Photographing Arthur Tress
Being a part of the Exhibition Committee at Blue Sky gave my husband and I the amazing opportunity to host Arthur while he was visiting Portland for the opening of his March 2013 show. I was already excited about being able to hang out with him. Excitement turned to giddiness when he mentioned in an email that he had been asking photographers to photograph him in the nude, and asked if I would be interested.
So, of course it was great to hangout with one of my Art Heros, to run around Portland and break the law trespassing on Ross Island while he made photographs. It was invaluable to have him look at my work and give me feedback and he was incredibly endearing as he tried to infuse me with some “Jewish Moxie”, but what really rocked my world was photographing Arthur Tress.
I have been working on a new photo series about clowns, and I thought it might be the perfect fit to incorporate Arthur’s request to be photographed in the nude into this new body of work. We had been tossing around ideas for a few days and we scheduled the shoot for the morning of his last day in town. My hopes were for a pretty straightforward portrait: clown face, clown shoes, and little else. Arthur wanted to do an homage to Emmett Kelly’s famous clown persona “Weary Willie,” whose iconic act involved sweeping a pool of light under a rug.

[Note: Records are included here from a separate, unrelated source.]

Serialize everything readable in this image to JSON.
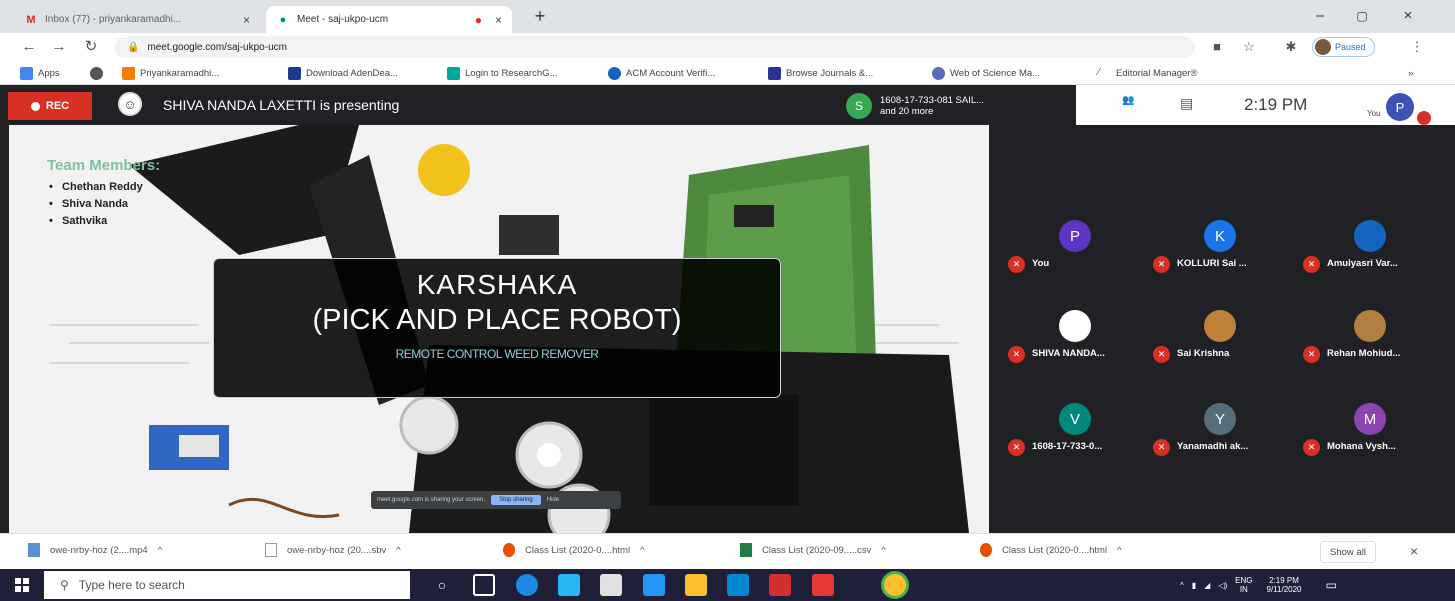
{
  "browser": {
    "tabs": [
      {
        "title": "Inbox (77) - priyankaramadhi... ",
        "favicon": "gmail-icon"
      },
      {
        "title": "Meet - saj-ukpo-ucm",
        "favicon": "meet-icon"
      }
    ],
    "url": "meet.google.com/saj-ukpo-ucm",
    "profile_label": "Paused",
    "bookmarks": [
      "Apps",
      "",
      "Priyankaramadhi...",
      "Download AdenDea...",
      "Login to ResearchG...",
      "ACM Account Verifi...",
      "Browse Journals &...",
      "Web of Science Ma...",
      "Editorial Manager®"
    ]
  },
  "meet": {
    "rec_label": "REC",
    "presenting_text": "SHIVA NANDA LAXETTI is presenting",
    "participants_chip": {
      "initial": "S",
      "line1": "1608-17-733-081 SAIL...",
      "line2": "and 20 more"
    },
    "time": "2:19 PM",
    "you_label": "You",
    "you_initial": "P",
    "slide": {
      "team_title": "Team Members:",
      "members": [
        "Chethan Reddy",
        "Shiva Nanda",
        "Sathvika"
      ],
      "title_line1": "KARSHAKA",
      "title_line2": "(PICK AND PLACE ROBOT)",
      "subtitle": "REMOTE CONTROL WEED REMOVER"
    },
    "share_notice": {
      "text": "meet.google.com is sharing your screen.",
      "button": "Stop sharing",
      "hide": "Hide"
    },
    "tiles": [
      {
        "initial": "P",
        "name": "You",
        "color": "#5c35c7"
      },
      {
        "initial": "K",
        "name": "KOLLURI Sai ...",
        "color": "#1a73e8"
      },
      {
        "initial": "",
        "name": "Amulyasri Var...",
        "color": "#1565c0"
      },
      {
        "initial": "",
        "name": "SHIVA NANDA...",
        "color": "#ffffff"
      },
      {
        "initial": "",
        "name": "Sai Krishna",
        "color": "#c0803a"
      },
      {
        "initial": "",
        "name": "Rehan Mohiud...",
        "color": "#b08040"
      },
      {
        "initial": "V",
        "name": "1608-17-733-0...",
        "color": "#00897b"
      },
      {
        "initial": "Y",
        "name": "Yanamadhi ak...",
        "color": "#546e7a"
      },
      {
        "initial": "M",
        "name": "Mohana Vysh...",
        "color": "#8e44ad"
      }
    ]
  },
  "downloads": {
    "items": [
      "owe-nrby-hoz (2....mp4",
      "owe-nrby-hoz (20....sbv",
      "Class List (2020-0....html",
      "Class List (2020-09.....csv",
      "Class List (2020-0....html"
    ],
    "show_all": "Show all"
  },
  "taskbar": {
    "search_placeholder": "Type here to search",
    "lang": "ENG",
    "region": "IN",
    "time": "2:19 PM",
    "date": "9/11/2020"
  }
}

I wanted to shoot outside and, of course, it was classic Portland spring weather: 40 degrees and drizzly. We start shooting and it’s going well; I was getting the photos we had intended to make. We had been working for about 30 minutes and we were doing the homage with an oversized rose and a mound of flour and I felt like we had got it. Arthur is 72 years old, he’s naked and starting to shiver, so I said “it’s good...we got it, were done.” There was a moment of exhale, a letting go, and then it was like a switch flipped and Magic happened. Arthur grabs a handful of flour and starts rubbing it all over his body, he then proceeds to fill the giant rose with flour and pouring it over his head in an insane enactment of pollination. Then he starts spewing mouthfuls of flour into the air, ending the crazy clown act with a mouthful of overtly sexual spittle. For me, it was a moment of transcendence when the photographer and the model become true collaborators, when the intentions of both parties is surpassed to create something new and unexpected.
It’s in these moments that I as “the photographer,” “the artist,” disappear and the machine that is in my hands is no longer a machine, but something more akin to the eye of God and for a few brief shinning moments we are elevated above the mundane.